Our philosophy as Golf Designers subtly shifts; it is never completely static, always adjusting to our current thinking and continued understanding of the game and what makes it popular. The foundation of our philosophy however, has never changed. How can we create a course to be as natural as possible, as seamless as possible, as sustainable as possible? In a recent article, David McLay Kidd likened it to birthing a child for adoption. When we give birth, but Mother Nature adopts, how can we make sure the new mother accepts the child and raises it as her own? It cannot be done when the course starts off at odds with nature herself!

A golf course offers modern man the opportunity to explore his environment, experience nature first hand and interact with friends in a pursuit where competitors congratulate rather than berate one another. How can we, as golf designers, do all we can to promote these interactions?

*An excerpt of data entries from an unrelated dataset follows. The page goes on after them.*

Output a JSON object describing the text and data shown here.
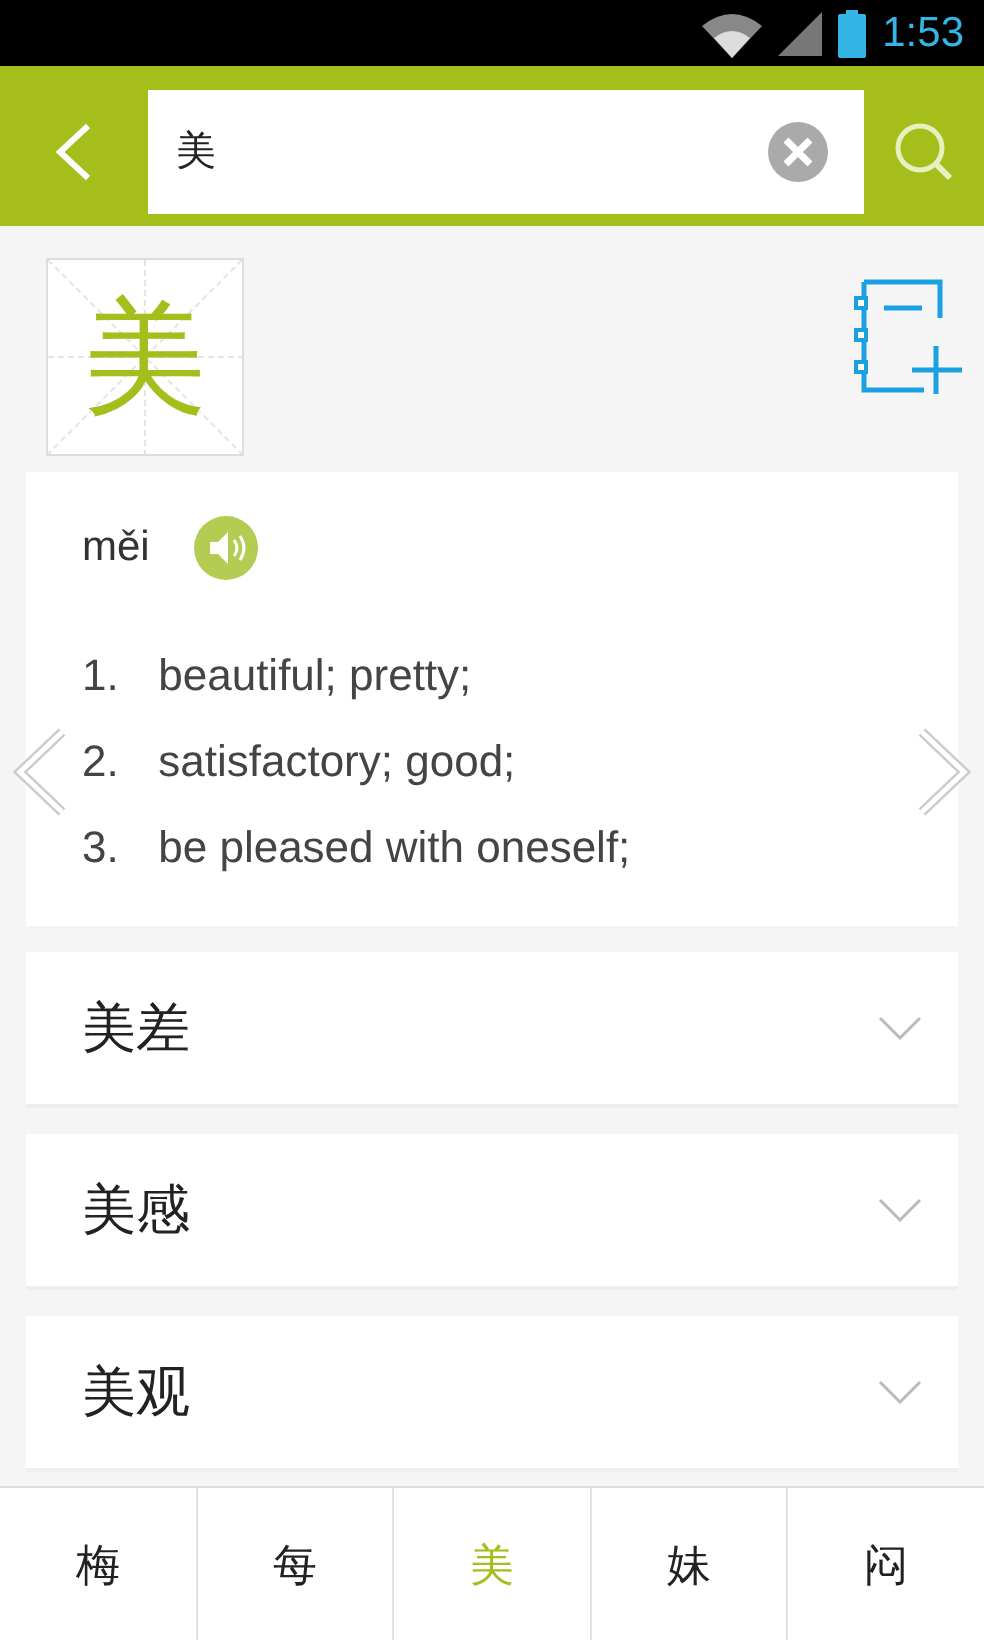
{
  "status_bar": {
    "time": "1:53"
  },
  "search": {
    "value": "美"
  },
  "entry": {
    "character": "美",
    "pinyin": "měi",
    "definitions": [
      {
        "number": "1.",
        "text": "beautiful; pretty;"
      },
      {
        "number": "2.",
        "text": "satisfactory; good;"
      },
      {
        "number": "3.",
        "text": "be pleased with oneself;"
      }
    ]
  },
  "compounds": [
    {
      "word": "美差",
      "expanded": false
    },
    {
      "word": "美感",
      "expanded": false
    },
    {
      "word": "美观",
      "expanded": false
    }
  ],
  "tabs": [
    {
      "label": "梅",
      "selected": false
    },
    {
      "label": "每",
      "selected": false
    },
    {
      "label": "美",
      "selected": true
    },
    {
      "label": "妹",
      "selected": false
    },
    {
      "label": "闷",
      "selected": false
    }
  ]
}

There is an overarching philosophy, but also a project specific philosophy that develops into the unique identity of each course. We work hard to develop the philosophy or style unique to each project. We suggest that it is hard to look at our projects one against another and easily identify similarity, just as it would be difficult to see similarity in two differing landscape types.

Photo of Bandon Dunes, Hole 15

Where the similarity in golf design might show itself to the aficionado may be in the strategic philosophy we favor. Fun golf exists for the average golfer where choices exist. A narrow fairway littered with hazards, offering a single strategy of play might be thrilling for the low handicapper, but not so appealing for everyone else. To go yet further, the hazards on a golf hole should not punish the average golfer trying to make his par or bogey, but in fact, guard the hole from the attacking golfer attempting to make birdie or better. Many years ago a golf professional complained to David that when playing with an amateur, he was frustrated that his 'good shots' kept finding bunkers, while his playing partner kept hitting fairways. It was lost on this golf pro that Bandon Dunes allows bogey play, but defends with deep pot bunkers close to where the attacking player wants to be.

It seems to us that through the creation of courses during the past 20 years, a great course is defined by creative strategy and designed tight lines of attack, juxtaposed with generous fairways and green surrounds. Finding a wayward ball should be probable. This is often how golf courses present themselves in Scotland. The great Links have benign rough (most of the time) and a lot of space to miss, but not much to make birdies.